* TASK PROMPT
Filter the entries for the word "your". Copy each line in which it occurs.
==== DATA FOR THIS TASK ====
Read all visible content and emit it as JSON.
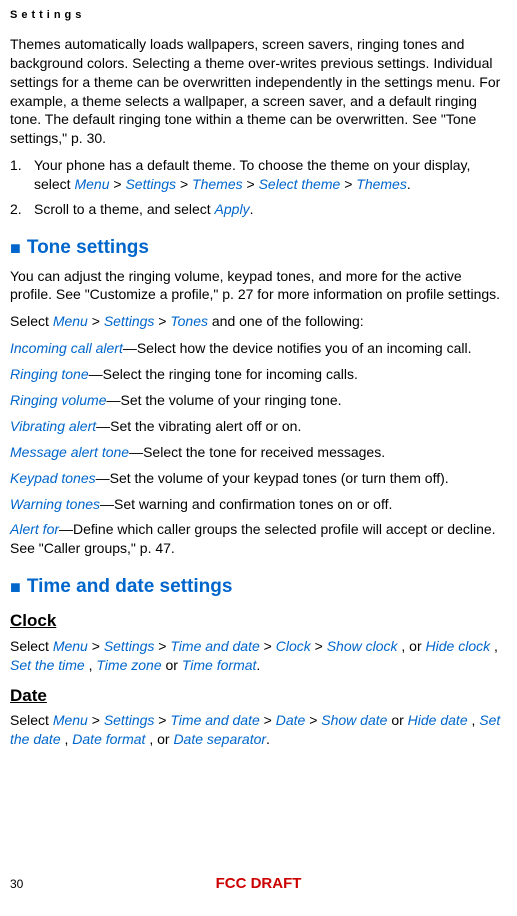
{
  "header": {
    "title": "Settings"
  },
  "intro": {
    "paragraph": "Themes automatically loads wallpapers, screen savers, ringing tones and background colors. Selecting a theme over-writes previous settings. Individual settings for a theme can be overwritten independently in the settings menu. For example, a theme selects a wallpaper, a screen saver, and a default ringing tone. The default ringing tone within a theme can be overwritten. See \"Tone settings,\" p. 30."
  },
  "steps": {
    "step1_prefix": "Your phone has a default theme. To choose the theme on your display, select ",
    "step1_menu": "Menu",
    "step1_settings": "Settings",
    "step1_themes": "Themes",
    "step1_selecttheme": "Select theme",
    "step1_themes2": "Themes",
    "step2_prefix": " Scroll to a theme, and select ",
    "step2_apply": "Apply"
  },
  "tone_section": {
    "title": "Tone settings",
    "intro": "You can adjust the ringing volume, keypad tones, and more for the active profile. See \"Customize a profile,\" p. 27 for more information on profile settings.",
    "select_prefix": "Select ",
    "select_menu": "Menu",
    "select_settings": "Settings",
    "select_tones": "Tones",
    "select_suffix": " and one of the following:",
    "options": [
      {
        "name": "Incoming call alert",
        "desc": "—Select how the device notifies you of an incoming call."
      },
      {
        "name": "Ringing tone",
        "desc": "—Select the ringing tone for incoming calls."
      },
      {
        "name": "Ringing volume",
        "desc": "—Set the volume of your ringing tone."
      },
      {
        "name": "Vibrating alert",
        "desc": "—Set the vibrating alert off or on."
      },
      {
        "name": "Message alert tone",
        "desc": "—Select the tone for received messages."
      },
      {
        "name": "Keypad tones",
        "desc": "—Set the volume of your keypad tones (or turn them off)."
      },
      {
        "name": "Warning tones",
        "desc": "—Set warning and confirmation tones on or off."
      },
      {
        "name": "Alert for",
        "desc": "—Define which caller groups the selected profile will accept or decline. See \"Caller groups,\" p. 47."
      }
    ]
  },
  "timedate_section": {
    "title": "Time and date settings",
    "clock_heading": "Clock",
    "clock_select": "Select ",
    "clock_menu": "Menu",
    "clock_settings": "Settings",
    "clock_timeanddate": "Time and date",
    "clock_clock": "Clock",
    "clock_showclock": "Show clock",
    "clock_or1": ", or ",
    "clock_hideclock": "Hide clock",
    "clock_comma1": ", ",
    "clock_setthetime": "Set the time",
    "clock_comma2": ", ",
    "clock_timezone": "Time zone",
    "clock_or2": " or ",
    "clock_timeformat": "Time format",
    "date_heading": "Date",
    "date_select": "Select ",
    "date_menu": "Menu",
    "date_settings": "Settings",
    "date_timeanddate": "Time and date",
    "date_date": "Date",
    "date_showdate": "Show date",
    "date_or1": " or ",
    "date_hidedate": "Hide date",
    "date_comma1": ", ",
    "date_setthedate": "Set the date",
    "date_comma2": ", ",
    "date_dateformat": "Date format",
    "date_comma3": ", or ",
    "date_dateseparator": "Date separator"
  },
  "footer": {
    "page": "30",
    "draft": "FCC DRAFT"
  }
}
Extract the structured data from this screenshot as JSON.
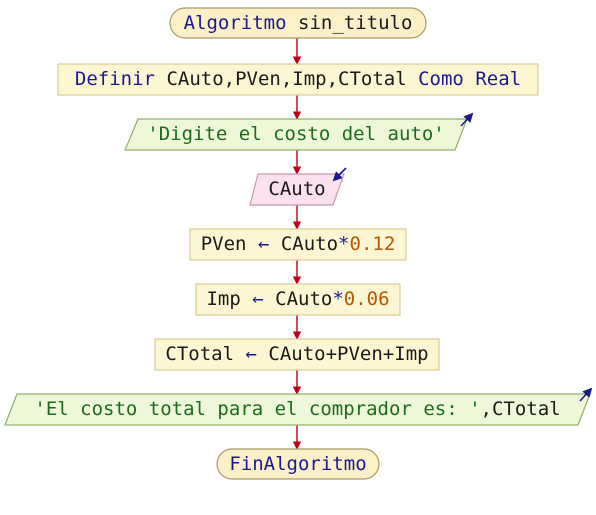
{
  "flow": {
    "start": {
      "keyword": "Algoritmo",
      "name": "sin_titulo"
    },
    "define": {
      "keyword": "Definir",
      "vars": "CAuto,PVen,Imp,CTotal",
      "as_kw": "Como",
      "type_kw": "Real"
    },
    "output1": {
      "text": "'Digite el costo del auto'"
    },
    "input1": {
      "var": "CAuto"
    },
    "assign1": {
      "target": "PVen",
      "arrow": "←",
      "expr": "CAuto",
      "op": "*",
      "num": "0.12"
    },
    "assign2": {
      "target": "Imp",
      "arrow": "←",
      "expr": "CAuto",
      "op": "*",
      "num": "0.06"
    },
    "assign3": {
      "target": "CTotal",
      "arrow": "←",
      "expr": "CAuto+PVen+Imp"
    },
    "output2": {
      "text": "'El costo total para el comprador es: '",
      "suffix": ",CTotal"
    },
    "end": {
      "keyword": "FinAlgoritmo"
    }
  },
  "colors": {
    "terminal_fill": "#fbf0c8",
    "process_fill": "#fdf6d2",
    "output_fill": "#eef8d8",
    "input_fill": "#fbe0ee",
    "connector": "#c0001a",
    "border": "#a89a6a"
  },
  "icons": {
    "output_marker": "arrow-up-right-icon",
    "input_marker": "arrow-down-left-icon"
  }
}
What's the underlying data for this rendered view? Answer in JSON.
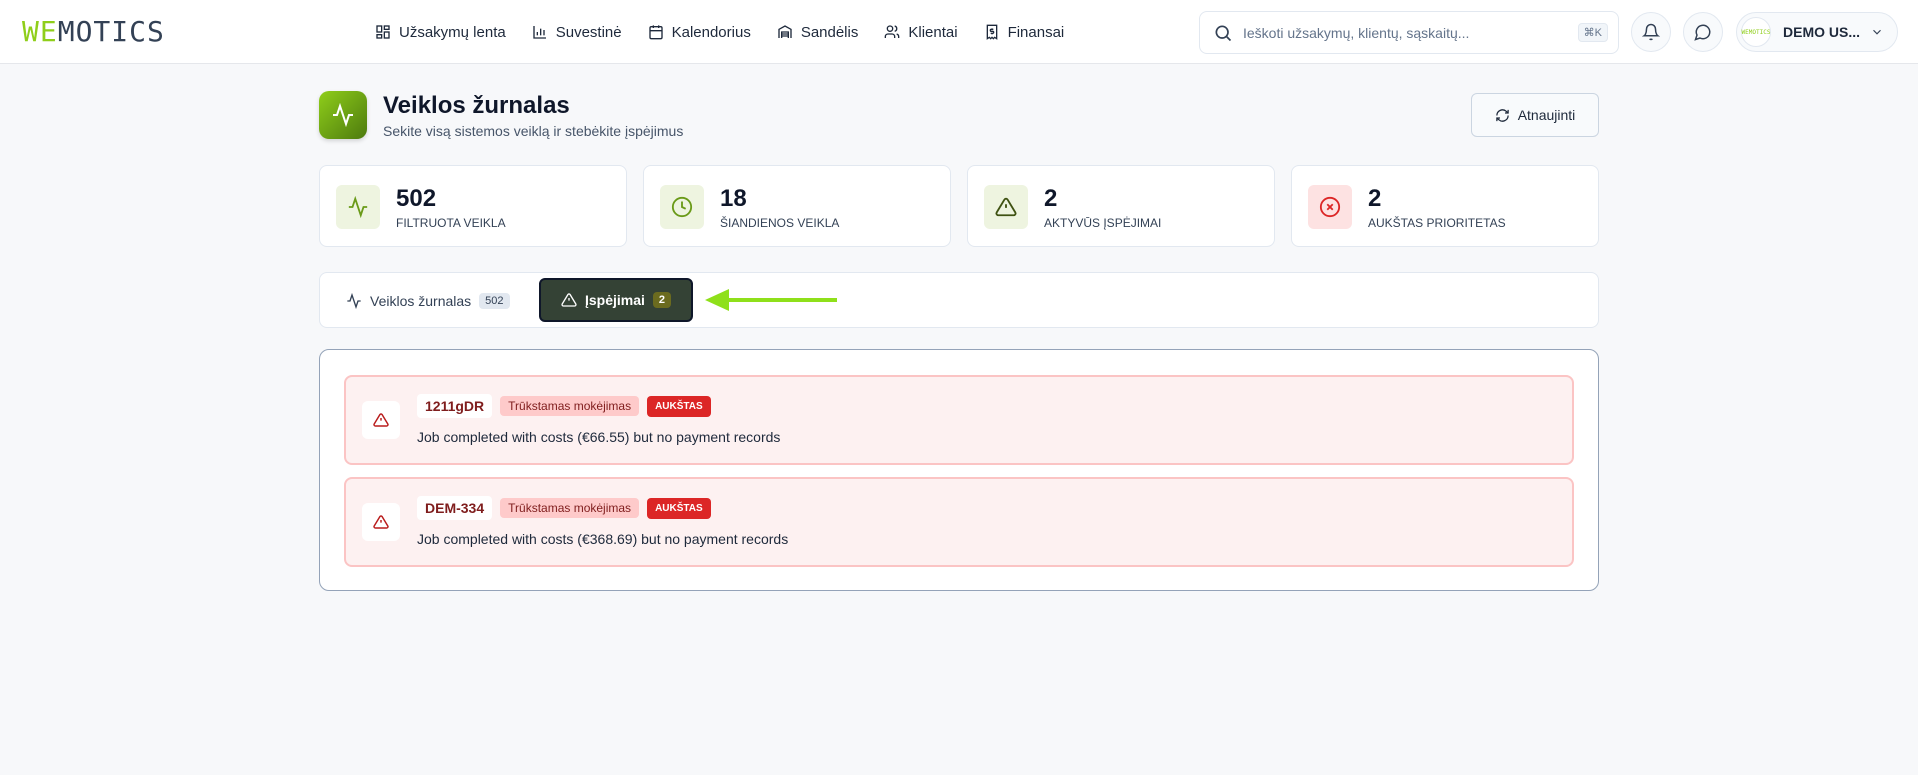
{
  "header": {
    "logo": {
      "part1": "WE",
      "part2": "MOTICS"
    },
    "nav": [
      {
        "label": "Užsakymų lenta",
        "icon": "layout-grid-icon"
      },
      {
        "label": "Suvestinė",
        "icon": "bar-chart-icon"
      },
      {
        "label": "Kalendorius",
        "icon": "calendar-icon"
      },
      {
        "label": "Sandėlis",
        "icon": "warehouse-icon"
      },
      {
        "label": "Klientai",
        "icon": "users-icon"
      },
      {
        "label": "Finansai",
        "icon": "receipt-icon"
      }
    ],
    "search": {
      "placeholder": "Ieškoti užsakymų, klientų, sąskaitų...",
      "shortcut": "⌘K"
    },
    "user": {
      "name": "DEMO US...",
      "avatar_text": "WEMOTICS"
    }
  },
  "page": {
    "title": "Veiklos žurnalas",
    "subtitle": "Sekite visą sistemos veiklą ir stebėkite įspėjimus",
    "refresh_label": "Atnaujinti"
  },
  "stats": [
    {
      "value": "502",
      "label": "FILTRUOTA VEIKLA",
      "icon": "activity-icon",
      "bg": "#eef4e0",
      "color": "#6a9a18"
    },
    {
      "value": "18",
      "label": "ŠIANDIENOS VEIKLA",
      "icon": "clock-icon",
      "bg": "#eef4e0",
      "color": "#6a9a18"
    },
    {
      "value": "2",
      "label": "AKTYVŪS ĮSPĖJIMAI",
      "icon": "warning-icon",
      "bg": "#eef4e0",
      "color": "#3f5212"
    },
    {
      "value": "2",
      "label": "AUKŠTAS PRIORITETAS",
      "icon": "x-circle-icon",
      "bg": "#fde2e2",
      "color": "#dc2626"
    }
  ],
  "tabs": [
    {
      "label": "Veiklos žurnalas",
      "count": "502",
      "active": false
    },
    {
      "label": "Įspėjimai",
      "count": "2",
      "active": true
    }
  ],
  "alerts": [
    {
      "ref": "1211gDR",
      "type": "Trūkstamas mokėjimas",
      "priority": "AUKŠTAS",
      "message": "Job completed with costs (€66.55) but no payment records"
    },
    {
      "ref": "DEM-334",
      "type": "Trūkstamas mokėjimas",
      "priority": "AUKŠTAS",
      "message": "Job completed with costs (€368.69) but no payment records"
    }
  ],
  "colors": {
    "accent": "#8fce1a",
    "active_tab": "#344235",
    "danger": "#dc2626"
  }
}
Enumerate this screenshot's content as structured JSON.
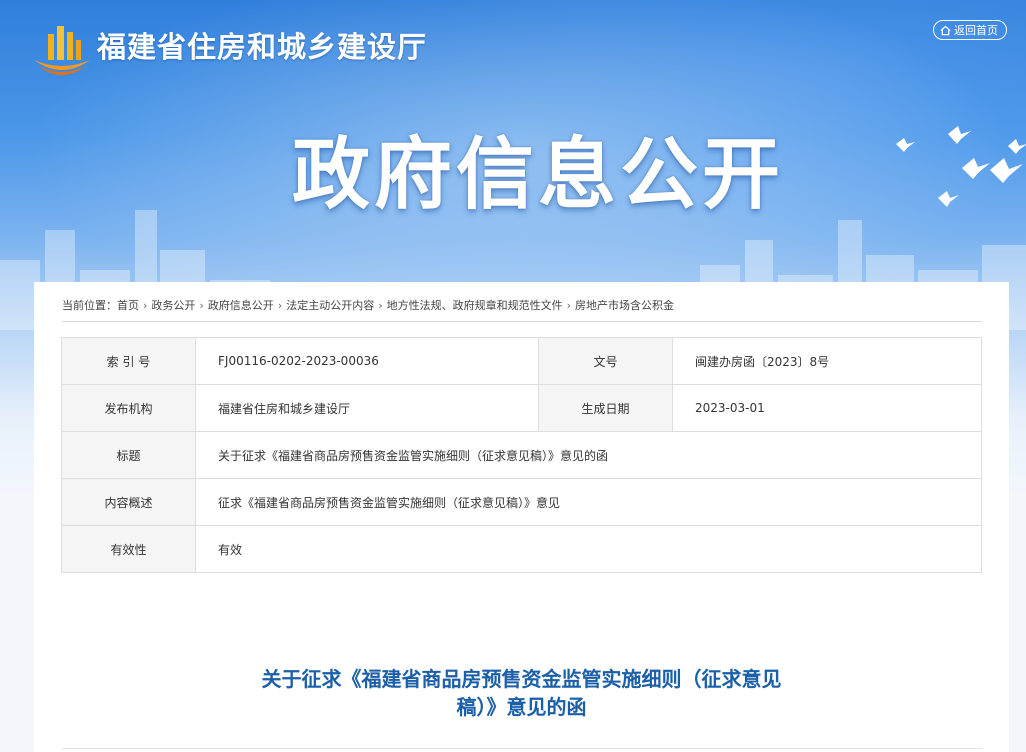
{
  "header": {
    "site_name": "福建省住房和城乡建设厅",
    "back_home": "返回首页",
    "banner_title": "政府信息公开"
  },
  "breadcrumb": {
    "label": "当前位置：",
    "items": [
      "首页",
      "政务公开",
      "政府信息公开",
      "法定主动公开内容",
      "地方性法规、政府规章和规范性文件",
      "房地产市场含公积金"
    ]
  },
  "meta": {
    "index_no_label": "索 引 号",
    "index_no": "FJ00116-0202-2023-00036",
    "doc_no_label": "文号",
    "doc_no": "闽建办房函〔2023〕8号",
    "publisher_label": "发布机构",
    "publisher": "福建省住房和城乡建设厅",
    "date_label": "生成日期",
    "date": "2023-03-01",
    "title_label": "标题",
    "title": "关于征求《福建省商品房预售资金监管实施细则（征求意见稿）》意见的函",
    "summary_label": "内容概述",
    "summary": "征求《福建省商品房预售资金监管实施细则（征求意见稿）》意见",
    "validity_label": "有效性",
    "validity": "有效"
  },
  "article": {
    "title_line1": "关于征求《福建省商品房预售资金监管实施细则（征求意见",
    "title_line2": "稿）》意见的函"
  },
  "colors": {
    "banner_top": "#2f7fdc",
    "title_blue": "#1a5fa8",
    "label_bg": "#f5f5f5"
  }
}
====
* ANSWER BOX
    "step1_prefix": "Your phone has a default theme. To choose the theme on your display, select ",
        "desc": "—Set the volume of your ringing tone."
        "desc": "—Set the volume of your keypad tones (or turn them off)."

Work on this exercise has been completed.